The World Bank and Japanese financial agencies have extended loans to the Indian Railways to finance identified segments of the project. However, there is no clarity as yet on the source and availability of the balance funds. Delays in execution of the project also have to be factored in as these can escalate the costs further. The cost for the two corridors has escalated to nearly `77, 000 crore from the originally estimated `28, 000 crore. With the marked slowdown in the economy the forecasts of traffic growth and revenue may also require to be reworked to more realistic figures.

As the cost and time overruns of the project were rising beyond acceptable levels, the Prime Minister’s Office stepped in and conducted a detailed review of the project last February. Thereafter, it took the decision to monitor its progress directly, clearly conveying its annoyance to the railways for the latter’s lackadaisical approach in handling this project.

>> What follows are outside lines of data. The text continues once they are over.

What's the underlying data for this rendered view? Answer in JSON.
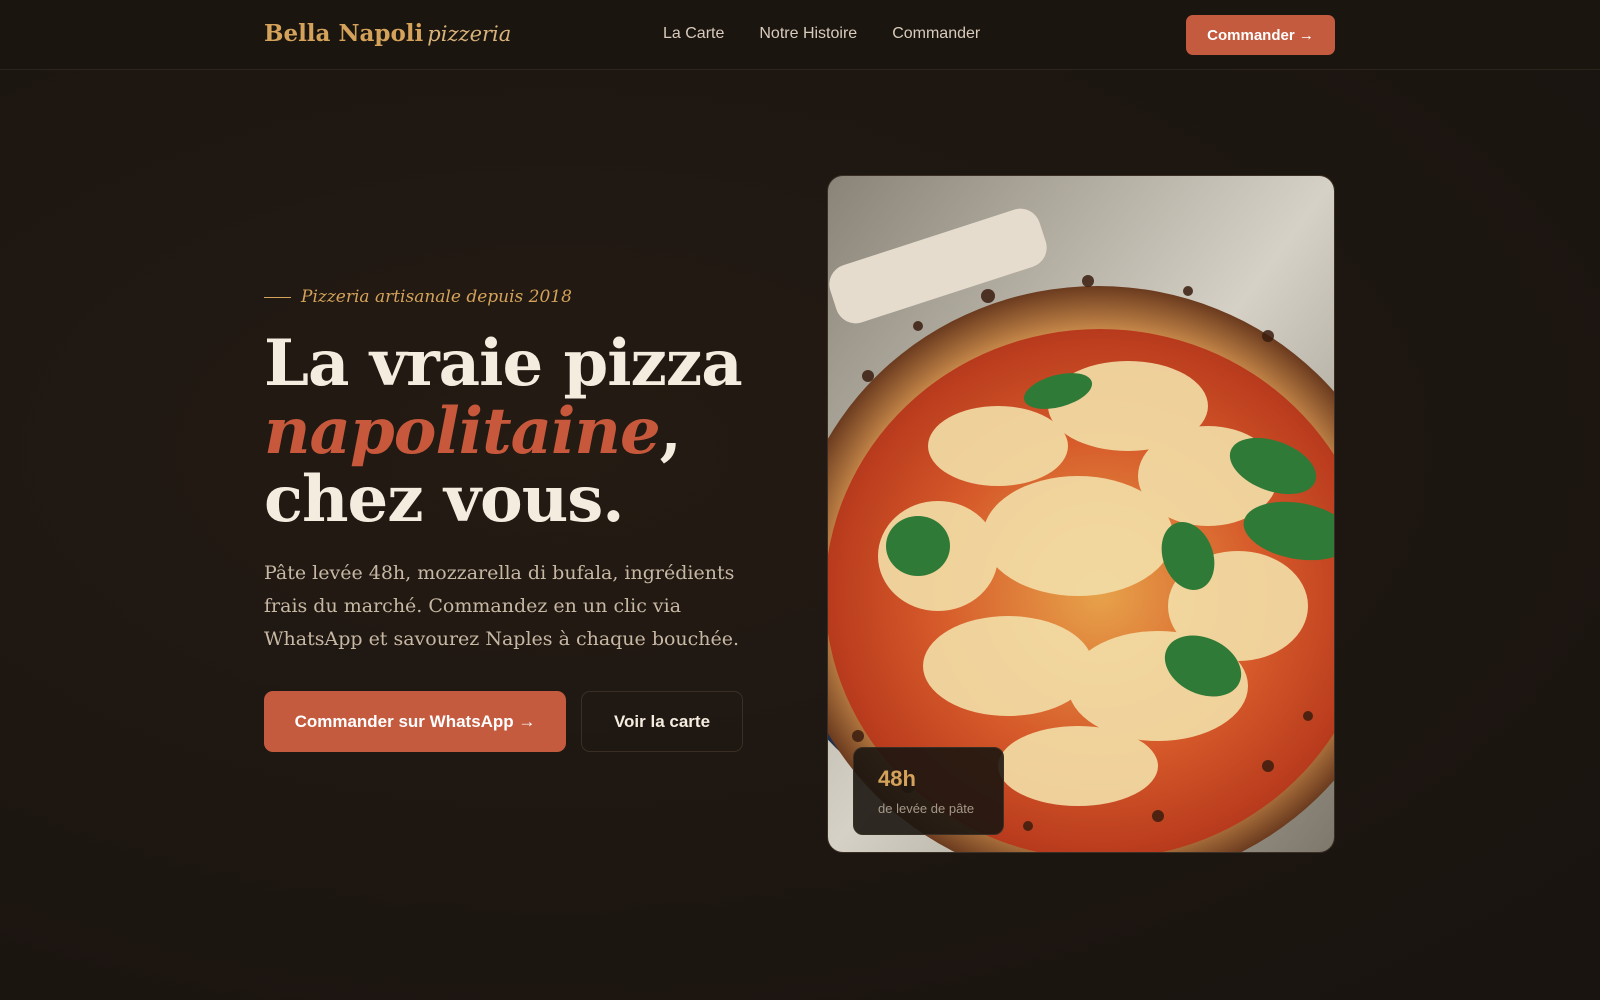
{
  "brand": {
    "name": "Bella Napoli",
    "sub": "pizzeria"
  },
  "nav": {
    "items": [
      "La Carte",
      "Notre Histoire",
      "Commander"
    ]
  },
  "header_cta": "Commander →",
  "hero": {
    "eyebrow": "Pizzeria artisanale depuis 2018",
    "headline_start": "La vraie pizza ",
    "headline_accent": "napolitaine",
    "headline_end": ", chez vous.",
    "description": "Pâte levée 48h, mozzarella di bufala, ingrédients frais du marché. Commandez en un clic via WhatsApp et savourez Naples à chaque bouchée.",
    "primary_button": "Commander sur WhatsApp →",
    "secondary_button": "Voir la carte"
  },
  "stat": {
    "value": "48h",
    "label": "de levée de pâte"
  },
  "colors": {
    "accent": "#c45a3e",
    "gold": "#d4a25a",
    "background": "#1d1611"
  }
}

While this should stir the railways to action, it is equally important that the public is at all times kept informed of what is being done to expedite completion of the work. This will serve as an image building exercise for the railways, because all said and done, DFC happens to be one of the biggest infrastructure projects that is being undertaken in the country.

Freight corridors with the potential of carrying high volumes for longer distances, that can help reduce costs sufficiently to compete with road, form a very small minority of route kilometres on most national railway networks, and in some countries do not exist at all. If, therefore, the DFC is able to achieve its performance targets, it will on the one side accelerate India’s GDP growth, and on the other, establish benchmarks that other countries, still in the process of planning similar corridors, can aim at. The government must, therefore, ensure that the project continues to move in top gear.

S N Mathur is former MD, Indian Railways Finance Corporation.


Railways keen to complete DFC project by 2017

The railways has been working hard to complete its dream project, the Dedicated Freight Corridor (DFC), on a priority basis and wants to make it operational by the end of year 2017. The first deadline set for it was 2015 which was later on extended to 2020.

According to Chairman of Railway Board (CRB) Vinay Mittal, the freight corridors — east and west — would open a new chapter in the history of railways. Goods traffic would get a fillip after completion of these projects. Goods trains would run faster on these two routes, Mittal said.

Sources said the railways has already started civil work of the DFC in the eastern region. It has awarded contracts to an agency to carry out civil work on the Mughalsarai-Sonenagar route. The project would be completed at an estimated cost of Rs 12,000 crore in the eastern region. The eastern DFC linking Dankuni in West Bengal with Ludhiana in Punjab will prove a boon for businessmen, they said.

Published in: on July 24, 2011 at 12:18 pm  Leave a Comment